● **PROBLEM DESCRIPTION**:
Write each entry out again verbatim, pictures excluded.

● **MATERIAL SUPPLIED**:

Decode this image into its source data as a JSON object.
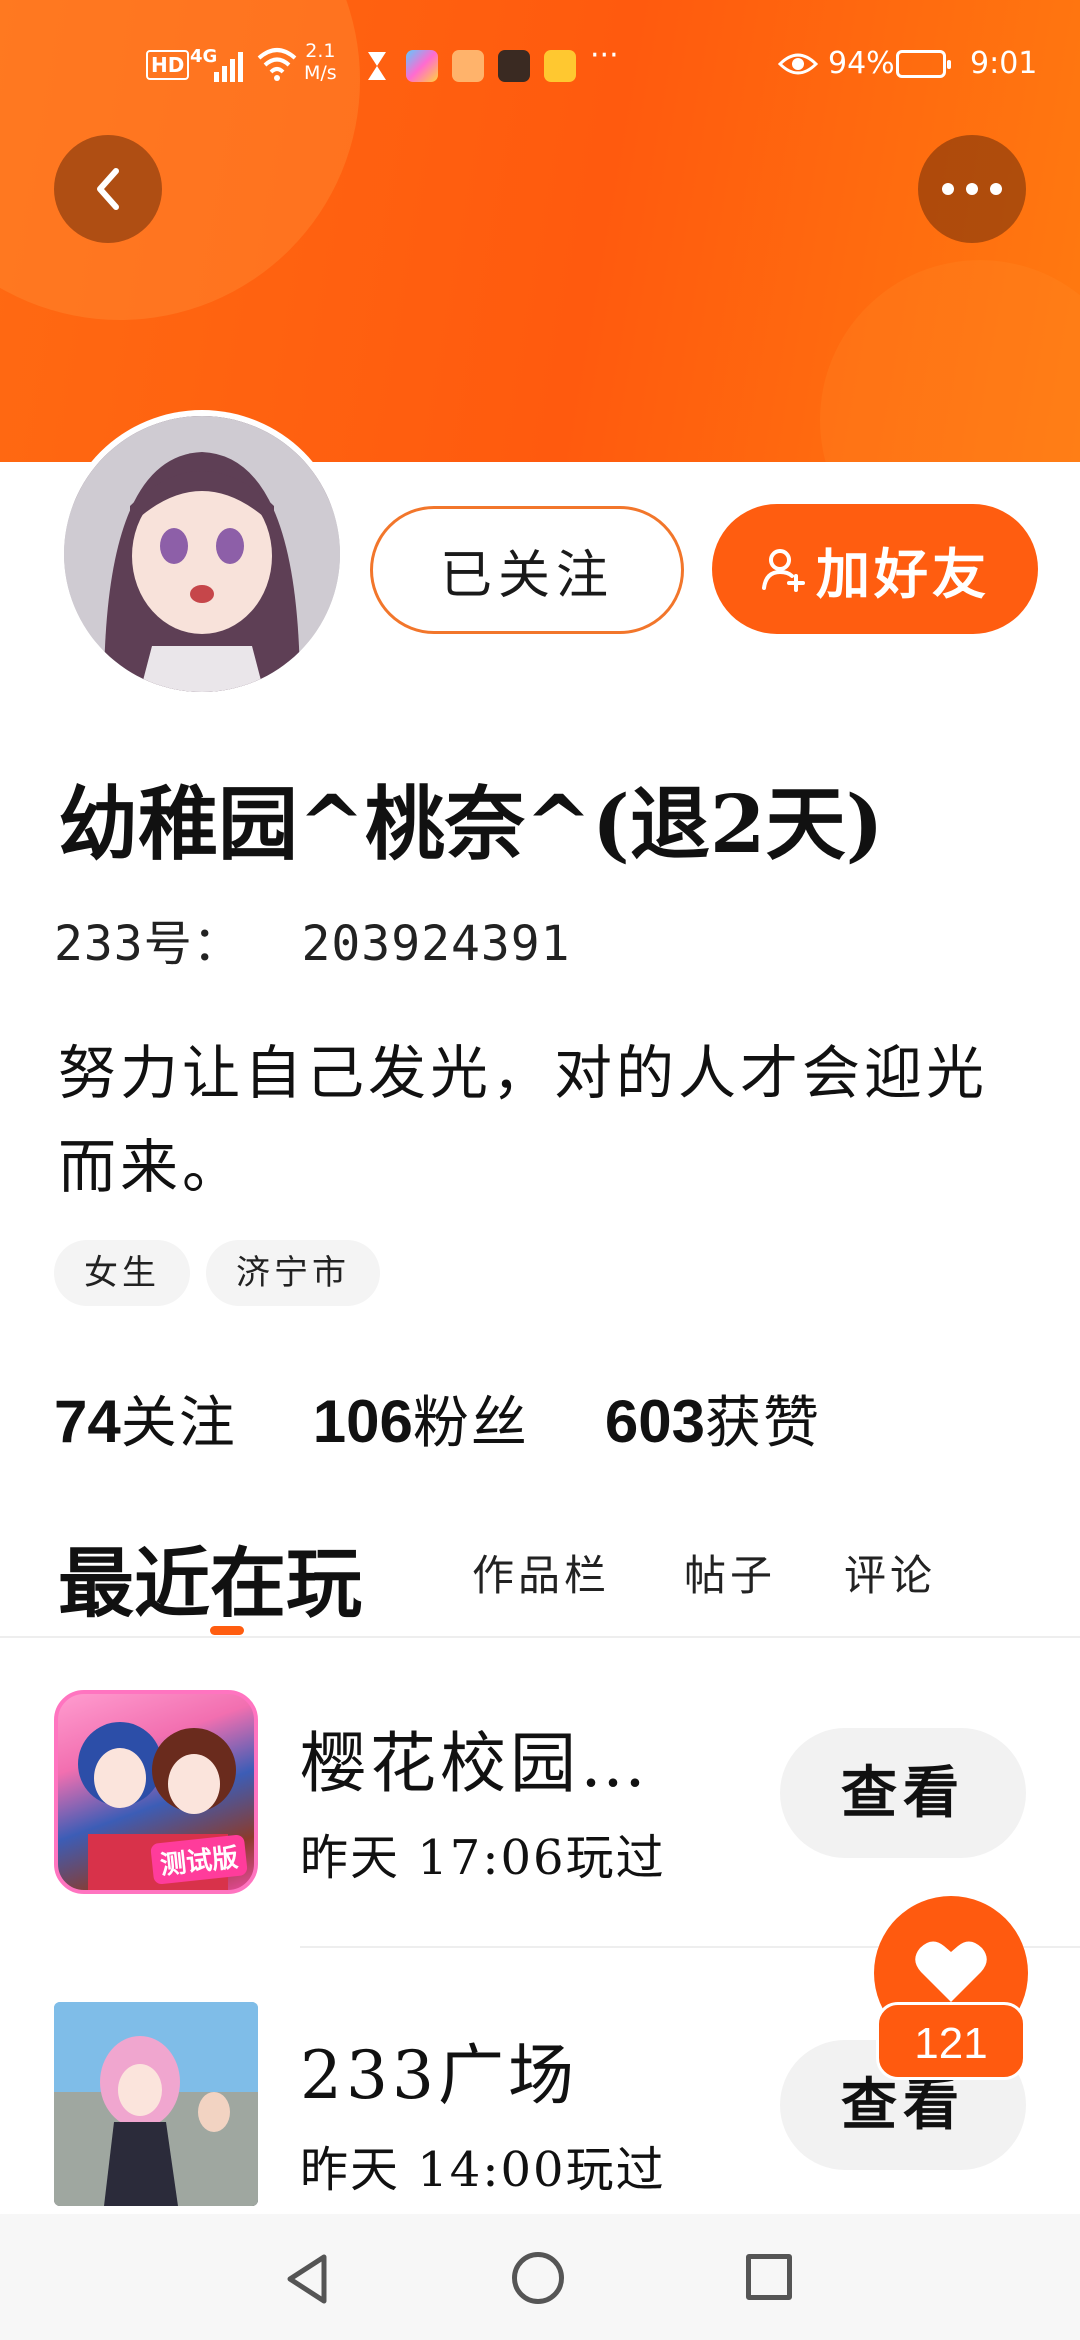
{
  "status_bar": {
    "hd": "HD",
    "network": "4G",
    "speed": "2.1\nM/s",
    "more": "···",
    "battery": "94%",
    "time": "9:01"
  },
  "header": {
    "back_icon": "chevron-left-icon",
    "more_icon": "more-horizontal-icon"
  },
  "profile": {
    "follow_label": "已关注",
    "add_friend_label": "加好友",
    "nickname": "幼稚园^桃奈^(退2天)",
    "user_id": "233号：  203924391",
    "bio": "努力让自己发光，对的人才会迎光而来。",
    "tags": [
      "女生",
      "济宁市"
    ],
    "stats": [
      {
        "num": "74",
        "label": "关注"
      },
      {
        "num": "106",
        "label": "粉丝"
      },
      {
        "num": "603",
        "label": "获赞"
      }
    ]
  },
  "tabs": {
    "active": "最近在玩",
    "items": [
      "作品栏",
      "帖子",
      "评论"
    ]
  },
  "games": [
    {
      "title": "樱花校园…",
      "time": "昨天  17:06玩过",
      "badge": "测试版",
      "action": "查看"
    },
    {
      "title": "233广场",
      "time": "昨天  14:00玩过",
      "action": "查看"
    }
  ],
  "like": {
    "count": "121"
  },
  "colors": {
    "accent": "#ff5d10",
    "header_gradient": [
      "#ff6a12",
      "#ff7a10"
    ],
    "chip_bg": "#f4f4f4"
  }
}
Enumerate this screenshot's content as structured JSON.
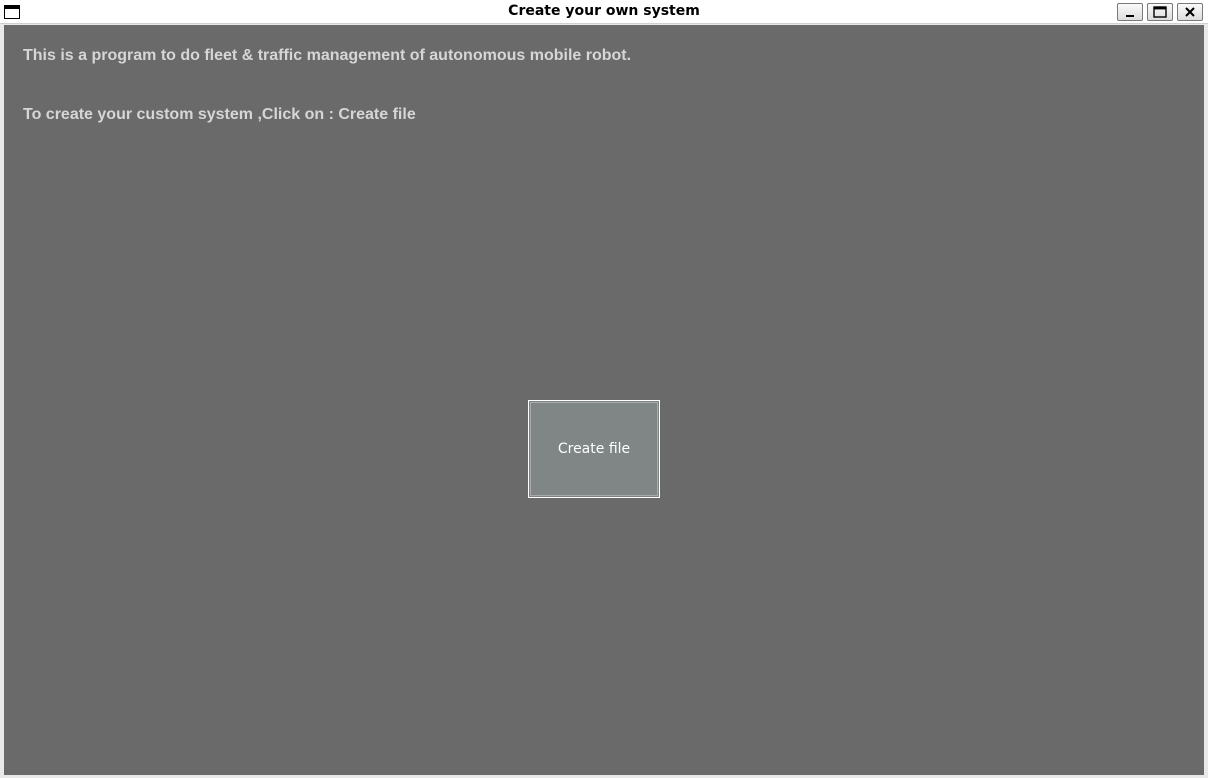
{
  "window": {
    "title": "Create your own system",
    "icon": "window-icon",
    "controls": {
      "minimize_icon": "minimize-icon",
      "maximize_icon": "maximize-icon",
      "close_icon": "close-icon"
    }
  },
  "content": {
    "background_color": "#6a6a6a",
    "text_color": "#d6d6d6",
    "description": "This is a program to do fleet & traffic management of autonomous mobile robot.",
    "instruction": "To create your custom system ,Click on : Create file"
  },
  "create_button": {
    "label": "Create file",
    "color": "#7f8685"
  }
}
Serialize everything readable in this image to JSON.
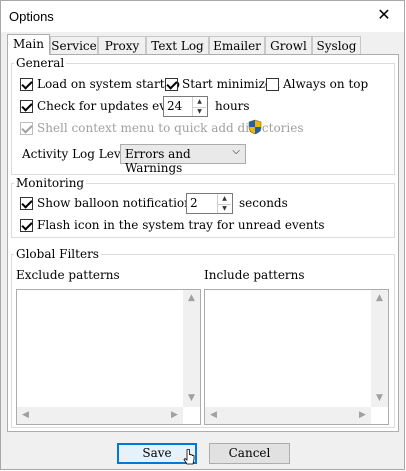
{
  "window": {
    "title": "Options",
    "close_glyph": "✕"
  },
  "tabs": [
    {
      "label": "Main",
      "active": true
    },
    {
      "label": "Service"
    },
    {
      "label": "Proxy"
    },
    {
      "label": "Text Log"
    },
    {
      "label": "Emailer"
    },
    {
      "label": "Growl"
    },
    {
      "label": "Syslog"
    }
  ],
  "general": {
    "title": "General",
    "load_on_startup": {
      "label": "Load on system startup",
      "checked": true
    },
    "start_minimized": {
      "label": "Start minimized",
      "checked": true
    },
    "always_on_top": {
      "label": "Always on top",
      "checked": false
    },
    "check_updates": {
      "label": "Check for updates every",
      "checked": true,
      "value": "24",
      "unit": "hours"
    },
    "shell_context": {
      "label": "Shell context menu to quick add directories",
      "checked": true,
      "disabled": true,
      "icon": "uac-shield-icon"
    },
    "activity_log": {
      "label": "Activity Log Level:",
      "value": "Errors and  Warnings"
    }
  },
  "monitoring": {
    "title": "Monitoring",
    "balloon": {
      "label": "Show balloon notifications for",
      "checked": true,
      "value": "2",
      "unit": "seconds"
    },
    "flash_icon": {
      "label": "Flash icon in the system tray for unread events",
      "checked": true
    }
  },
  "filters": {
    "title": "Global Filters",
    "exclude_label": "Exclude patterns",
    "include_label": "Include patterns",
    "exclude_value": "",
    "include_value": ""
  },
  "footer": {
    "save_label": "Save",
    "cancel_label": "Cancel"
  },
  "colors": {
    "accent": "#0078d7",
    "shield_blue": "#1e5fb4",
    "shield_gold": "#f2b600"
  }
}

● **RESPONSE TO THIS EXERCISE**:
Decode this image into its source data as a JSON object.
{
  "status_bar": {
    "hd": "HD",
    "network": "4G",
    "speed": "2.1\nM/s",
    "more": "···",
    "battery": "94%",
    "time": "9:01"
  },
  "header": {
    "back_icon": "chevron-left-icon",
    "more_icon": "more-horizontal-icon"
  },
  "profile": {
    "follow_label": "已关注",
    "add_friend_label": "加好友",
    "nickname": "幼稚园^桃奈^(退2天)",
    "user_id": "233号：  203924391",
    "bio": "努力让自己发光，对的人才会迎光而来。",
    "tags": [
      "女生",
      "济宁市"
    ],
    "stats": [
      {
        "num": "74",
        "label": "关注"
      },
      {
        "num": "106",
        "label": "粉丝"
      },
      {
        "num": "603",
        "label": "获赞"
      }
    ]
  },
  "tabs": {
    "active": "最近在玩",
    "items": [
      "作品栏",
      "帖子",
      "评论"
    ]
  },
  "games": [
    {
      "title": "樱花校园…",
      "time": "昨天  17:06玩过",
      "badge": "测试版",
      "action": "查看"
    },
    {
      "title": "233广场",
      "time": "昨天  14:00玩过",
      "action": "查看"
    }
  ],
  "like": {
    "count": "121"
  },
  "colors": {
    "accent": "#ff5d10",
    "header_gradient": [
      "#ff6a12",
      "#ff7a10"
    ],
    "chip_bg": "#f4f4f4"
  }
}
Enumerate this screenshot's content as structured JSON.
{
  "window": {
    "title": "Create your own system",
    "icon": "window-icon",
    "controls": {
      "minimize_icon": "minimize-icon",
      "maximize_icon": "maximize-icon",
      "close_icon": "close-icon"
    }
  },
  "content": {
    "background_color": "#6a6a6a",
    "text_color": "#d6d6d6",
    "description": "This is a program to do fleet & traffic management of autonomous mobile robot.",
    "instruction": "To create your custom system ,Click on : Create file"
  },
  "create_button": {
    "label": "Create file",
    "color": "#7f8685"
  }
}
Serialize everything readable in this image to JSON.
{
  "window": {
    "title": "Options",
    "close_glyph": "✕"
  },
  "tabs": [
    {
      "label": "Main",
      "active": true
    },
    {
      "label": "Service"
    },
    {
      "label": "Proxy"
    },
    {
      "label": "Text Log"
    },
    {
      "label": "Emailer"
    },
    {
      "label": "Growl"
    },
    {
      "label": "Syslog"
    }
  ],
  "general": {
    "title": "General",
    "load_on_startup": {
      "label": "Load on system startup",
      "checked": true
    },
    "start_minimized": {
      "label": "Start minimized",
      "checked": true
    },
    "always_on_top": {
      "label": "Always on top",
      "checked": false
    },
    "check_updates": {
      "label": "Check for updates every",
      "checked": true,
      "value": "24",
      "unit": "hours"
    },
    "shell_context": {
      "label": "Shell context menu to quick add directories",
      "checked": true,
      "disabled": true,
      "icon": "uac-shield-icon"
    },
    "activity_log": {
      "label": "Activity Log Level:",
      "value": "Errors and  Warnings"
    }
  },
  "monitoring": {
    "title": "Monitoring",
    "balloon": {
      "label": "Show balloon notifications for",
      "checked": true,
      "value": "2",
      "unit": "seconds"
    },
    "flash_icon": {
      "label": "Flash icon in the system tray for unread events",
      "checked": true
    }
  },
  "filters": {
    "title": "Global Filters",
    "exclude_label": "Exclude patterns",
    "include_label": "Include patterns",
    "exclude_value": "",
    "include_value": ""
  },
  "footer": {
    "save_label": "Save",
    "cancel_label": "Cancel"
  },
  "colors": {
    "accent": "#0078d7",
    "shield_blue": "#1e5fb4",
    "shield_gold": "#f2b600"
  }
}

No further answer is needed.